What Those Body Noises Are Trying to Tell You
Joel M. Press, MD, physiatrist-in-chief at HSS, and others discuss body noises and when they’re a cause for concern.
If your joints are cracking, “it's not something to fear in and of itself,” said Dr. Press. The sound could stem from air or gas bubbles being released in the synovial fluid around the joint, which is often the case when your wrists, knees or feet crack. Or, it could be from a muscle or tendon snapping against the side of your anklebone or hip bone when you stretch your leg after sitting for a long time. By contrast, a grinding sound that occurs in your knees could be due to some degeneration. “As we get older, we all get wear and tear in our joints — it's like gray hair and wrinkles,” explained Dr. Press. “As cartilage wears down, you have less shock absorption so when two areas rub against each other, you may hear some noise.”

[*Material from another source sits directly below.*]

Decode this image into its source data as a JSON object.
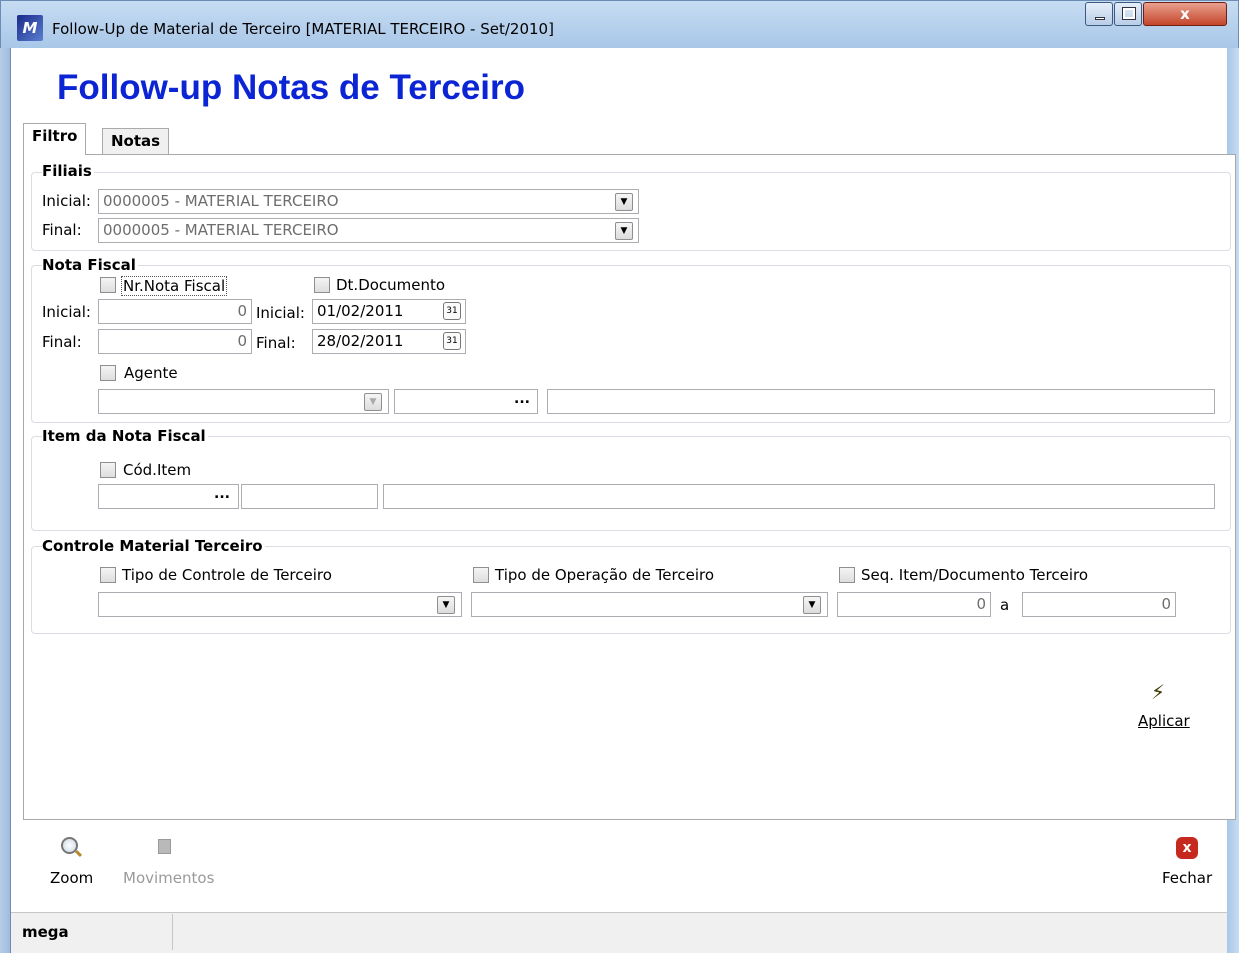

However, the key question is: Does the joint hurt when it makes noise? If it does, or if the joint is swollen, red or bruised, has limited mobility, or gets stuck or locked in place, those are signs of a problem. Joint noise accompanied by any of these symptoms may signal arthritis, an injury or a movement problem in the joint, said Dr. Press. If such symptoms are present, it is advised to see a primary care physician, a musculoskeletal specialist, a physiatrist or an orthopedic surgeon.
Read the full article at AARP.org.